*** Opening of Data to use ***
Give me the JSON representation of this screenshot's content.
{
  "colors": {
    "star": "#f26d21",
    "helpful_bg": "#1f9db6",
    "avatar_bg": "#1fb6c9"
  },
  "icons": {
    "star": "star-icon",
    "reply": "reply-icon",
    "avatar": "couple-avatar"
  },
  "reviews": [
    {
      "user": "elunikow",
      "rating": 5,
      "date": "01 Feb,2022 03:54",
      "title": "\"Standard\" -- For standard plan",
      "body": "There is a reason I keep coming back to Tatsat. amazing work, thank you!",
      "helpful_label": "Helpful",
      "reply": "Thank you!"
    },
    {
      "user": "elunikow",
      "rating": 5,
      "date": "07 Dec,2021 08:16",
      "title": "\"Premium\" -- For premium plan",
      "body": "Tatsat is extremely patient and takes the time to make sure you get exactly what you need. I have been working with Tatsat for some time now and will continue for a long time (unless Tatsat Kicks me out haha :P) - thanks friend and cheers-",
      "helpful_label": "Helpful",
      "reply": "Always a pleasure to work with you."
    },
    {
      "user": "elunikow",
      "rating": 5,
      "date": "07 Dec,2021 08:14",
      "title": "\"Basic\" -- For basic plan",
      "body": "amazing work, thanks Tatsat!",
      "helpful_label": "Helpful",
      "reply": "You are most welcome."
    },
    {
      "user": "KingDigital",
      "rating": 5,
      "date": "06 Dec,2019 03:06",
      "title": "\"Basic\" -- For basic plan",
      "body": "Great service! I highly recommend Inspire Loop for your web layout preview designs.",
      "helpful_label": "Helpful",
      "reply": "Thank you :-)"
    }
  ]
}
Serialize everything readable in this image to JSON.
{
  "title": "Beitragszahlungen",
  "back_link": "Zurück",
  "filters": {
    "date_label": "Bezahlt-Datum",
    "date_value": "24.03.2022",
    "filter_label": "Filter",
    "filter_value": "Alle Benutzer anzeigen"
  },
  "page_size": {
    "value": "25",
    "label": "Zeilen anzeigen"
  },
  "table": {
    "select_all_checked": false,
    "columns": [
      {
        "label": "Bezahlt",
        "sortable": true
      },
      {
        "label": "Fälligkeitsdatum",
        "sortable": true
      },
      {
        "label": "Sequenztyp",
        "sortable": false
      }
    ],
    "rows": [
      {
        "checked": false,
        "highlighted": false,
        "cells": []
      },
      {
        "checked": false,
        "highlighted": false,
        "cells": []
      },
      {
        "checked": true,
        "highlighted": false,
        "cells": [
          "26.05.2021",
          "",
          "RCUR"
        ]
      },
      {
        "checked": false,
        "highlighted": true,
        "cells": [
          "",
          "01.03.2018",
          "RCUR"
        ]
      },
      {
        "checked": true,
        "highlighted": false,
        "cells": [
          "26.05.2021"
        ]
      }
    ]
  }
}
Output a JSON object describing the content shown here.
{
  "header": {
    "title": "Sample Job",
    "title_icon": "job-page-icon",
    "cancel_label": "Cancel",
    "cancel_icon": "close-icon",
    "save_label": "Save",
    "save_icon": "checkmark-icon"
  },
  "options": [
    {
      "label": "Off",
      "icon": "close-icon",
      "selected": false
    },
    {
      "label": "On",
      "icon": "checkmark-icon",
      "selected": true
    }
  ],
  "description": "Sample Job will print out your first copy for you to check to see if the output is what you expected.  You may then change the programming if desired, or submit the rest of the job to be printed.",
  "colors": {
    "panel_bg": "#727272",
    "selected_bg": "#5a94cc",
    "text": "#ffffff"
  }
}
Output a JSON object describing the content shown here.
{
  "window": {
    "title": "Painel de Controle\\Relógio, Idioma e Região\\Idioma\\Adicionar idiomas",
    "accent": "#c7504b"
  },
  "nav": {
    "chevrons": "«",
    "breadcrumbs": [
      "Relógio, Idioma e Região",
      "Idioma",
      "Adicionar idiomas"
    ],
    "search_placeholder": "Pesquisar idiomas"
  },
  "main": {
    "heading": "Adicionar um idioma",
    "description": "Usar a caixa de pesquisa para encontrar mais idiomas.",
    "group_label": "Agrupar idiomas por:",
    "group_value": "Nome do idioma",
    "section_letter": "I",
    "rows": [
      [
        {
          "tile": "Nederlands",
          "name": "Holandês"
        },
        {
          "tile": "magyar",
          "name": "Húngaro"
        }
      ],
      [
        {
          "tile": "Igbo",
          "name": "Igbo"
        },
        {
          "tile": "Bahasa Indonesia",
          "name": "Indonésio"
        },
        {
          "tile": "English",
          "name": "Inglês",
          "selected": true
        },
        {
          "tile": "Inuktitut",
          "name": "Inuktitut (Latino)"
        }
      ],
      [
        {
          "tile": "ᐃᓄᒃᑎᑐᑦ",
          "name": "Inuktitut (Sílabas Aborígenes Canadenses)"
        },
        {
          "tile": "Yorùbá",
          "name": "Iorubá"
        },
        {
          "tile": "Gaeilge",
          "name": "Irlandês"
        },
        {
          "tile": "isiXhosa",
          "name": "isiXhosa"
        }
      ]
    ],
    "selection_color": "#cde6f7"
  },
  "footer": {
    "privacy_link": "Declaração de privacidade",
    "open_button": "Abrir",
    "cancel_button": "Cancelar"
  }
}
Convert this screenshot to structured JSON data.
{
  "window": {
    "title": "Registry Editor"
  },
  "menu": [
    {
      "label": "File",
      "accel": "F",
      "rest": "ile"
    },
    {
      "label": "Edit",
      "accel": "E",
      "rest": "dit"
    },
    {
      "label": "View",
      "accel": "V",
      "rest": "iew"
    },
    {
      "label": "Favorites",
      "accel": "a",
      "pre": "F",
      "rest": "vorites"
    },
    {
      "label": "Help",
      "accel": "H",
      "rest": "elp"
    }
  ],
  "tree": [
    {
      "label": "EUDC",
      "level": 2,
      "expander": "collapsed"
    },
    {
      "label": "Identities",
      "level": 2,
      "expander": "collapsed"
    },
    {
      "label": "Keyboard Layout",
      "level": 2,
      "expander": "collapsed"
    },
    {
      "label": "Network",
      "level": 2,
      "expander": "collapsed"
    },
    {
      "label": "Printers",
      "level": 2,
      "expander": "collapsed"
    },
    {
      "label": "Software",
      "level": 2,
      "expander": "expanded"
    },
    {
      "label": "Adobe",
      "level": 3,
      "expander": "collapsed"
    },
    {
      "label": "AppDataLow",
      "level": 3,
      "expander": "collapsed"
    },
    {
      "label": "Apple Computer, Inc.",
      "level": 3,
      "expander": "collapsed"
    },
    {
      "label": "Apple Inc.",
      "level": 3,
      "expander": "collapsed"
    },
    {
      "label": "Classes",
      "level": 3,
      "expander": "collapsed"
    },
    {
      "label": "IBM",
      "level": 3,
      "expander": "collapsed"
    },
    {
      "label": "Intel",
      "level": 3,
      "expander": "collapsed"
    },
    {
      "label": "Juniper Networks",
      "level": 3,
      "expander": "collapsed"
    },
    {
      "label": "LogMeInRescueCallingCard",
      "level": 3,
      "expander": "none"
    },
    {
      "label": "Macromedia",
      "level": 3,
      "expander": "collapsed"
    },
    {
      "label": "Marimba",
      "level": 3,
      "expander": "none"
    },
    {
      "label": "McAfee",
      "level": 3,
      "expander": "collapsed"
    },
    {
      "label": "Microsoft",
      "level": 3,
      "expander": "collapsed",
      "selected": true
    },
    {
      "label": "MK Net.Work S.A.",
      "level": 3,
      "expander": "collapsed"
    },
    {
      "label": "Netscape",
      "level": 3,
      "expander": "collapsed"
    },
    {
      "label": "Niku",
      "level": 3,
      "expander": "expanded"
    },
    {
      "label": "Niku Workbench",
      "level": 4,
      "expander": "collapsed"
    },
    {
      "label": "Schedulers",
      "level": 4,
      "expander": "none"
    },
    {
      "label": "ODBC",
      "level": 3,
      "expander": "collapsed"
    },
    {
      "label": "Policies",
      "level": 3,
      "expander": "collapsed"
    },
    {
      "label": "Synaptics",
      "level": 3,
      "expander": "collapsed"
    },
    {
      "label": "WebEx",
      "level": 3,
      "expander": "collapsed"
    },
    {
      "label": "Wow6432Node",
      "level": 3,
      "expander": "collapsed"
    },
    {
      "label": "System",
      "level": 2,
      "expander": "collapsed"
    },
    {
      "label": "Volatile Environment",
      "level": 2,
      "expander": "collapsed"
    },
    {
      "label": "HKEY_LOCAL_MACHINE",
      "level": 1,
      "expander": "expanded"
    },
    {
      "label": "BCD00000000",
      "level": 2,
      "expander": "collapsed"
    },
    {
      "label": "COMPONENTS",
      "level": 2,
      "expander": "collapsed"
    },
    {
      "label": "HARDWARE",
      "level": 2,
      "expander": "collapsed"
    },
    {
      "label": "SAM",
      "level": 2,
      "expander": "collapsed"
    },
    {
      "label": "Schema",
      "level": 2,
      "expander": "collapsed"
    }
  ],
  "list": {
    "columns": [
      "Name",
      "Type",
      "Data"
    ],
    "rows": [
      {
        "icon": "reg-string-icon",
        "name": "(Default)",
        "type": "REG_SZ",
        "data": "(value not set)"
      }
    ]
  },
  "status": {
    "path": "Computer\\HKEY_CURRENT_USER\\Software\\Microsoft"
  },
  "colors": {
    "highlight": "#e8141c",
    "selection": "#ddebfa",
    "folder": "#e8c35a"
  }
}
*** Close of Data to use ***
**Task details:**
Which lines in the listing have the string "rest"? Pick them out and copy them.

**Result:**
  "description": "Sample Job will print out your first copy for you to check to see if the output is what you expected.  You may then change the programming if desired, or submit the rest of the job to be printed.",
      "rest": "ile"
      "rest": "dit"
      "rest": "iew"
      "rest": "vorites"
      "rest": "elp"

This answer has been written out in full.